Prompt: Look through the data and write out every line with the word "газа" in it.

[Component data from apps and pages]
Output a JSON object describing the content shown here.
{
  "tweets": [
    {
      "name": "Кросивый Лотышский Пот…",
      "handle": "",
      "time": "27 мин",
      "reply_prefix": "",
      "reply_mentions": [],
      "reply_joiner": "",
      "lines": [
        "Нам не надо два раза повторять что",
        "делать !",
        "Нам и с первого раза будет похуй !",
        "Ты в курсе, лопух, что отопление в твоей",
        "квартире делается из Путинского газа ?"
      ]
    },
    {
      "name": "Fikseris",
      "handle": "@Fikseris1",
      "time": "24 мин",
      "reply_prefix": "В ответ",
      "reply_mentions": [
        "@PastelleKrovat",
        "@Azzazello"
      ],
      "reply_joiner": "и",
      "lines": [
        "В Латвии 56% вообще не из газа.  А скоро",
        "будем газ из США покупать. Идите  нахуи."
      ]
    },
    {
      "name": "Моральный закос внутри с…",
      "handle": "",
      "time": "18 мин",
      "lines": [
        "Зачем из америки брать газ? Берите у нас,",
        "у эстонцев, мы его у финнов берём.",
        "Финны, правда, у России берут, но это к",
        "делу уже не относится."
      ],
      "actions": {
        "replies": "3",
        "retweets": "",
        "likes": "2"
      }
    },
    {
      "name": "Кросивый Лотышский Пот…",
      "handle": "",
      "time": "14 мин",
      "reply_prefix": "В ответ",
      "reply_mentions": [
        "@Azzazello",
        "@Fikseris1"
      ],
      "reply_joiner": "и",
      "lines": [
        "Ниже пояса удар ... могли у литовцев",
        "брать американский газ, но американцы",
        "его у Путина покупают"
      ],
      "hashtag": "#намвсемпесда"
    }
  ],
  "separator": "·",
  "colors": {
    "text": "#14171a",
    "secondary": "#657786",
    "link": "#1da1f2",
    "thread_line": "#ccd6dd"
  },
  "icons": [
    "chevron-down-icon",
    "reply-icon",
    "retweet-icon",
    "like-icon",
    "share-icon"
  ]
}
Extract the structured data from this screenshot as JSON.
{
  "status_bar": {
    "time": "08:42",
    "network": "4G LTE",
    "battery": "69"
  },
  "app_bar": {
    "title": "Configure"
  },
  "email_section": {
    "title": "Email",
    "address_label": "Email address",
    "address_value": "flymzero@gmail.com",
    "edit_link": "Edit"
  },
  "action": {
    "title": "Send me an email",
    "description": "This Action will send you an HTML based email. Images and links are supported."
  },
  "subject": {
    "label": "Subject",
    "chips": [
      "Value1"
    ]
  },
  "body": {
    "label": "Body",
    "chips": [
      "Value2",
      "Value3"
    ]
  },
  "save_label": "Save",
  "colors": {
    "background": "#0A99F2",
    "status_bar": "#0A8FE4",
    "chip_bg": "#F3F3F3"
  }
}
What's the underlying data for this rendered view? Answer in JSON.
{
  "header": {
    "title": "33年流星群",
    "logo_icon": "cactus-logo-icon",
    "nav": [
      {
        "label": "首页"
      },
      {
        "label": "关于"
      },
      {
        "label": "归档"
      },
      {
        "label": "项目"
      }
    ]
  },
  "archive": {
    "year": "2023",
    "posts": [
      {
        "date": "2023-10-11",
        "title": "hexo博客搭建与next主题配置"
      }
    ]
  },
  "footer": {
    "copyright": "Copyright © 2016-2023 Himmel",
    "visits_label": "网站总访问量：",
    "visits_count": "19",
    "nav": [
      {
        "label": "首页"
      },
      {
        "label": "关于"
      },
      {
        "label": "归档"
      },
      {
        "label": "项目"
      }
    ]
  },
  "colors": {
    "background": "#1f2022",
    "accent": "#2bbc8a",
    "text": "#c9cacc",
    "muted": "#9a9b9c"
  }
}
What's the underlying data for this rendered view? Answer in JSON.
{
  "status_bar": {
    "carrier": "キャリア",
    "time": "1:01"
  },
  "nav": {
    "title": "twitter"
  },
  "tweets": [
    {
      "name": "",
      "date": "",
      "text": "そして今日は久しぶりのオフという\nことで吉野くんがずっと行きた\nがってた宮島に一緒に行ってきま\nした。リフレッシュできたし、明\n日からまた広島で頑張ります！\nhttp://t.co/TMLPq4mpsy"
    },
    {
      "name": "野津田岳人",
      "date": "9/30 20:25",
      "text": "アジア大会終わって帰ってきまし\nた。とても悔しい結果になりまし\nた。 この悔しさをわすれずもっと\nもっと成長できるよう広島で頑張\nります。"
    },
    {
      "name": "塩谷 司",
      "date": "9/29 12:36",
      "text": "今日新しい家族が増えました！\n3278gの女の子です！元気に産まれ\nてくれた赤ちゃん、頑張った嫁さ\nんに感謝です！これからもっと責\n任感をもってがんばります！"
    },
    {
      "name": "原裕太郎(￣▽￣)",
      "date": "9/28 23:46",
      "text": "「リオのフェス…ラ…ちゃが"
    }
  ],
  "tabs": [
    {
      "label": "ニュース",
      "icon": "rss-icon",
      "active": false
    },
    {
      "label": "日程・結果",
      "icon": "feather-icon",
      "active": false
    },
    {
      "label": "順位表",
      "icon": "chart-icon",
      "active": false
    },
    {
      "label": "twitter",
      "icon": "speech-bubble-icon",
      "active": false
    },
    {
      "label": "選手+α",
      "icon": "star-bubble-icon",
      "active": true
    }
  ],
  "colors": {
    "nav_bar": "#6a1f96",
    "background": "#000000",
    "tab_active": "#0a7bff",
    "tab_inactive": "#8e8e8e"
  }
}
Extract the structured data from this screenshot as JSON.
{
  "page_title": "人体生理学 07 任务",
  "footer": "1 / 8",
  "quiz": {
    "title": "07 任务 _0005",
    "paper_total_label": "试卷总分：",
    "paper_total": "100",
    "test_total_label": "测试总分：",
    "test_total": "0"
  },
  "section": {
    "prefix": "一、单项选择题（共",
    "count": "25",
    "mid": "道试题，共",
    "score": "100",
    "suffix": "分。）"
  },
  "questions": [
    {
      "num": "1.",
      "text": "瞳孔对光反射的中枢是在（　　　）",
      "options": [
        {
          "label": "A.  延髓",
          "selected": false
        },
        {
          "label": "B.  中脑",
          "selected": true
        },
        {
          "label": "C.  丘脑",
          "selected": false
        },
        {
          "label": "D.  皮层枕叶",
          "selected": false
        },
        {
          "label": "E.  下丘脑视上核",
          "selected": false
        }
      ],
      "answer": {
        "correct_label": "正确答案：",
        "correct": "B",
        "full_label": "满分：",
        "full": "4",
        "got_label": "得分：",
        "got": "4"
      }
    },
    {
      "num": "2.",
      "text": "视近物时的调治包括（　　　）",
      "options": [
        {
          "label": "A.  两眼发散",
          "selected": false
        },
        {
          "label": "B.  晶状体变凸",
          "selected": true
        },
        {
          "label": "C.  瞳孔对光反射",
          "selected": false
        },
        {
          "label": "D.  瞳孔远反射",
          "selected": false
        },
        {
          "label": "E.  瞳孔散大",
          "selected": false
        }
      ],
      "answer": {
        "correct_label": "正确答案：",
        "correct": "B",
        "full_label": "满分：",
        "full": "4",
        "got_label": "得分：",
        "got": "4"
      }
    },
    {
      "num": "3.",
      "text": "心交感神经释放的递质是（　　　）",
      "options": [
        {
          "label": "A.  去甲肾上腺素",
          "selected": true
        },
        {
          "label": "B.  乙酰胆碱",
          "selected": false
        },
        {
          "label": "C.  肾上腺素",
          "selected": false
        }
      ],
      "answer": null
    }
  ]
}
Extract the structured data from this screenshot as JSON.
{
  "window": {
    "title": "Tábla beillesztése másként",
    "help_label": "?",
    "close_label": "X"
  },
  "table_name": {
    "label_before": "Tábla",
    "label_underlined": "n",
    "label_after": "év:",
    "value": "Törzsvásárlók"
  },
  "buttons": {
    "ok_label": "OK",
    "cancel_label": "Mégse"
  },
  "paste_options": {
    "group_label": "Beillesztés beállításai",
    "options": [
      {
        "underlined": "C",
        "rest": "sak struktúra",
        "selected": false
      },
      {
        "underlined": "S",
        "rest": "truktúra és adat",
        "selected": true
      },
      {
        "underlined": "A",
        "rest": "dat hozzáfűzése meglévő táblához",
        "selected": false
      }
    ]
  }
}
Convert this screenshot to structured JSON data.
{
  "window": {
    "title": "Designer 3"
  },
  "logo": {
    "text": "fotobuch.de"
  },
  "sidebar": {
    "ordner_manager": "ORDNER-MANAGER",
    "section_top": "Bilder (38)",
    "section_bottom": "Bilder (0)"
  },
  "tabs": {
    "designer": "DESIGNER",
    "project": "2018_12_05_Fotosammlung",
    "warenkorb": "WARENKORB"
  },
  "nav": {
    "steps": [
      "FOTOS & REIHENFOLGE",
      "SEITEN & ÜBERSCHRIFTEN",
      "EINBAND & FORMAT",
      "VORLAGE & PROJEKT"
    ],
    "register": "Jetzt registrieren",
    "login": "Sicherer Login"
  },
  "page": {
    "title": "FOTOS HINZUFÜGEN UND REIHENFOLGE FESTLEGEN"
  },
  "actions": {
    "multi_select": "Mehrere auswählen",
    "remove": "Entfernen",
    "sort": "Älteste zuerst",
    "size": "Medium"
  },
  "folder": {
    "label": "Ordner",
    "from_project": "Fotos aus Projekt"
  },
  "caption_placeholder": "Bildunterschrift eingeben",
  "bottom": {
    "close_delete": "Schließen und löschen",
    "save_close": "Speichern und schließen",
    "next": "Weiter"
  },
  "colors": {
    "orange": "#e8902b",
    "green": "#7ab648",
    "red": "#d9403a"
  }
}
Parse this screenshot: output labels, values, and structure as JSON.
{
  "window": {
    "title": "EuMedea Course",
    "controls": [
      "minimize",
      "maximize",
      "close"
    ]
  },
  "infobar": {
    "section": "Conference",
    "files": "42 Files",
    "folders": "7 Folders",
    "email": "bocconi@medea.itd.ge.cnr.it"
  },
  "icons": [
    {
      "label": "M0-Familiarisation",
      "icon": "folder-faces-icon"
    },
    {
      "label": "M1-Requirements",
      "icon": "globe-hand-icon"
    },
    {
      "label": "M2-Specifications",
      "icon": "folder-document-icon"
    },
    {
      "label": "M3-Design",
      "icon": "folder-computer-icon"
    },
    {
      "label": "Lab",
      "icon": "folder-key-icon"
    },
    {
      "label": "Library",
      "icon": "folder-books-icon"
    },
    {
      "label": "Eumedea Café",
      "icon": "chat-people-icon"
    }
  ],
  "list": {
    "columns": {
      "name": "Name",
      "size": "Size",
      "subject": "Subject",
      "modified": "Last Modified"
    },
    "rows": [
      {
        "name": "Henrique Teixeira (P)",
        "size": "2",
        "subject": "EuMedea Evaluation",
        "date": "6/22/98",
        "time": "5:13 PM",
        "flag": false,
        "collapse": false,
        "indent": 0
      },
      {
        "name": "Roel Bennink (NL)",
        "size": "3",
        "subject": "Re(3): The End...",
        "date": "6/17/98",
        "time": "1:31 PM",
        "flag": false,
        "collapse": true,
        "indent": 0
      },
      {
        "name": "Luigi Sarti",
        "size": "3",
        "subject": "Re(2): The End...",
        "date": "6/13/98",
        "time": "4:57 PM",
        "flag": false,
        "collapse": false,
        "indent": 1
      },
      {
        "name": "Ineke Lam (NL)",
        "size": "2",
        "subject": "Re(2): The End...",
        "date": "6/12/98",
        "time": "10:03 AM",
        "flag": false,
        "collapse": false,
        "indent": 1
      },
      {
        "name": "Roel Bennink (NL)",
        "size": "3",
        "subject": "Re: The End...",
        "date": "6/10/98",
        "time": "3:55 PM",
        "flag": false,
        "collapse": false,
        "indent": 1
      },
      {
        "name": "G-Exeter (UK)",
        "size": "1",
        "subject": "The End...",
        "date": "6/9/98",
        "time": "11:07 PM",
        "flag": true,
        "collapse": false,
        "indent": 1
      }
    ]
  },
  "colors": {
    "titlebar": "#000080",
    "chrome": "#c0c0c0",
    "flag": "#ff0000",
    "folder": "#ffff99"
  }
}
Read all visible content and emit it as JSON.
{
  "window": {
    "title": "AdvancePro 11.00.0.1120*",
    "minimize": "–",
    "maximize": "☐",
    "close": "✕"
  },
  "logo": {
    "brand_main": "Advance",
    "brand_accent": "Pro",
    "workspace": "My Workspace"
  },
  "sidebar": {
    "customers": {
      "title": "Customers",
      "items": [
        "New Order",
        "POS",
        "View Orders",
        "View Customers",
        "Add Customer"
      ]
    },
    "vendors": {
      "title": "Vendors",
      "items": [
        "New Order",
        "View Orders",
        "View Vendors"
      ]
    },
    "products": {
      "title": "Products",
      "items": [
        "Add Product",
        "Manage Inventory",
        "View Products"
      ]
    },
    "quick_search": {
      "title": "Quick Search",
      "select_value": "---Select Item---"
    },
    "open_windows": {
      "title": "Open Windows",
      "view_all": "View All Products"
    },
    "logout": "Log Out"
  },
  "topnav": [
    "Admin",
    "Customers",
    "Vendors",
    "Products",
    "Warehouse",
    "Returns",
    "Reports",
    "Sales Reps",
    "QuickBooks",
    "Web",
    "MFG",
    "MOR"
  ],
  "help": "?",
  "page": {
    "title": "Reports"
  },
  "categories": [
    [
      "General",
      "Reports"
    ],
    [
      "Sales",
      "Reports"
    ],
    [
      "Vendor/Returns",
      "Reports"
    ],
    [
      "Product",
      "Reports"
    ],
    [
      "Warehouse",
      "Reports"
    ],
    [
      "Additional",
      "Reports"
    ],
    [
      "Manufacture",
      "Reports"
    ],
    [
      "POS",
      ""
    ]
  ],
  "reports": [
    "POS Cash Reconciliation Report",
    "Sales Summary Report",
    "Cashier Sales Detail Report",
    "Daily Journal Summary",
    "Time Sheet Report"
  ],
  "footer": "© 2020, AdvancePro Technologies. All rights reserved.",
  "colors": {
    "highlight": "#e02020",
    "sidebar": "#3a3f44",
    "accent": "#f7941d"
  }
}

Answer box:
        "квартире делается из Путинского газа ?"
        "В Латвии 56% вообще не из газа.  А скоро",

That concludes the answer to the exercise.